What the blurb said:
“When George and Sabine Harwood arrive in Trinidad from England George instantly takes to their new life but Sabine feels isolated, heat-fatigued, and ill at ease with the racial segregation and the imminent dawning of a new era. Her only solace is her growing fixation with Eric Williams, the charismatic leader of Trinidad’s new national party…When George discovers Sabin’s cache of letters, he realises just how many secrets she’s kept from him – and he from her – over the decades. And he is seized by an urgent, desperate need to prove his love for her, with tragic consequences…”
What I would say:
I originally bought this on a binge induced by the release of the Orange Prize for Fiction (UK) shortlist 2010 as the books were *ahem* on offer but I was really taken by the idea of a story exploring the background of Trinidad – a country I would admit I know little about.
What I will give this book credit for is it’s incredible descriptions of either a wildly compelling Trinidad or a hot and oppressive Trinidad. The scenery was beautiful and by far my favourite aspect of the book. The local characters’ speech is written in a local dialect too which is very atmospheric.
It does, however, suffer from being somewhat too long for its own characters. George staunchly plays the ignorant husband while Sabine plays downtrodden wife and…well, that’s it. The story as told in 2006 is not nearly as colourful as the prologue would suggest and the characterisation is poor, aside from that of Trinidad itself. Now, here it depends on why you read but I like to be able to identify with and, hell, like at least one of the protagonists. It does become much more readable once it switches to the first person narrative in 1956 and you begin to understand how the characters started out but even that wore on after a while.

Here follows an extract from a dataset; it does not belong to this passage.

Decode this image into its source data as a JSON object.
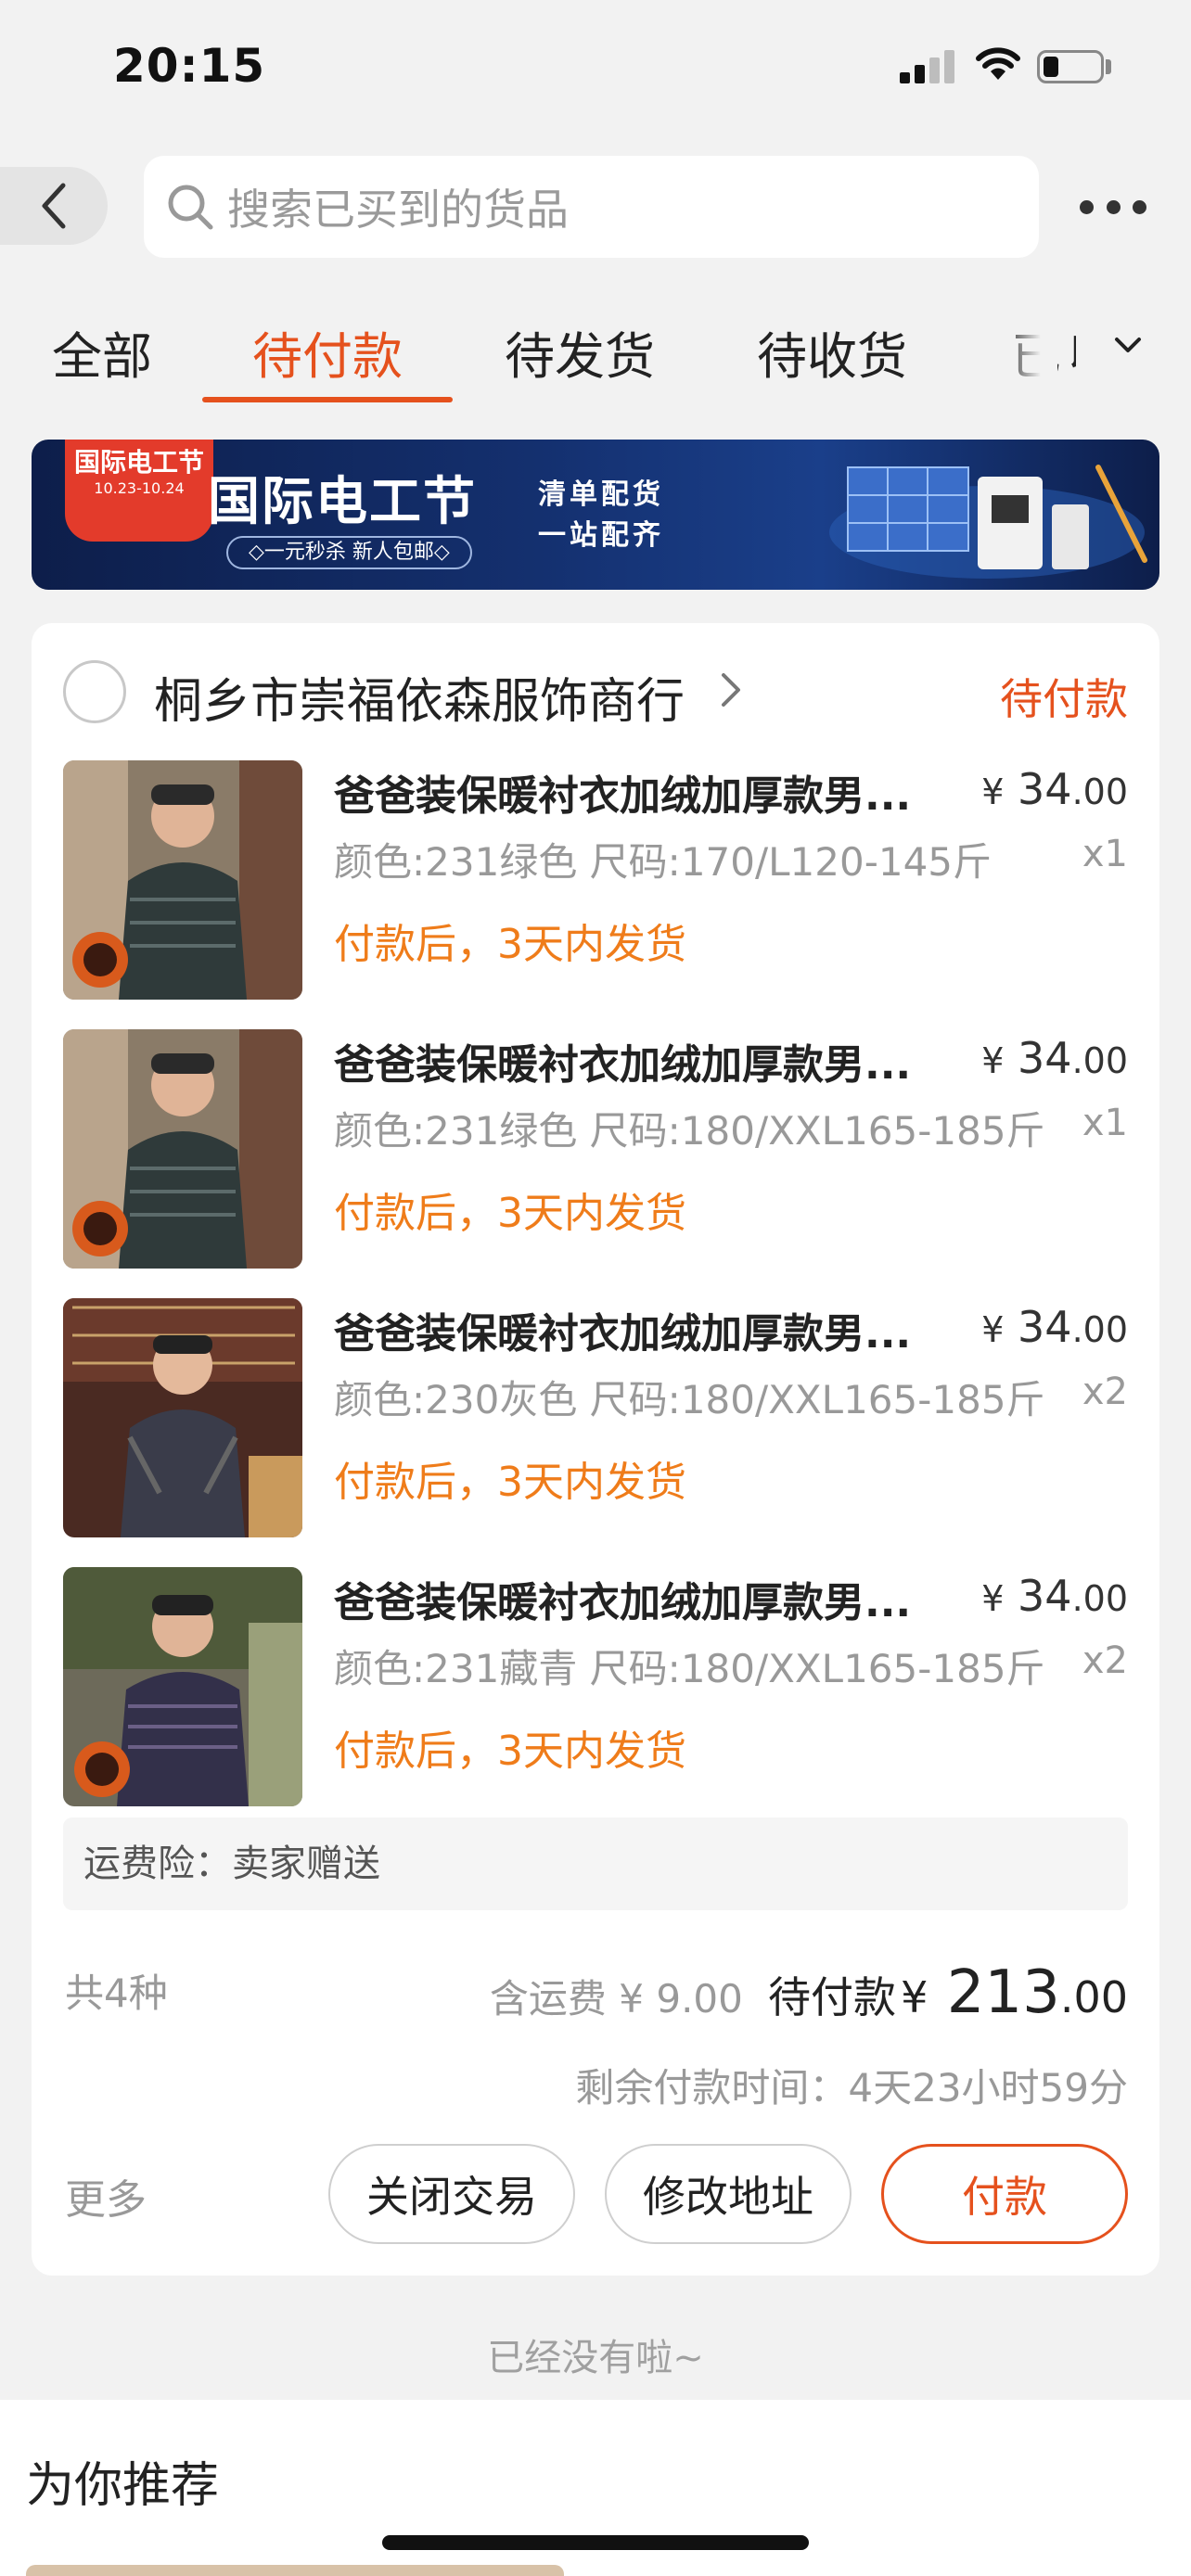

Stick with it if you want to know more about the politics and history of Trinidad – that really is interesting! Just don’t hold out for a gripping storyline or lovable characters…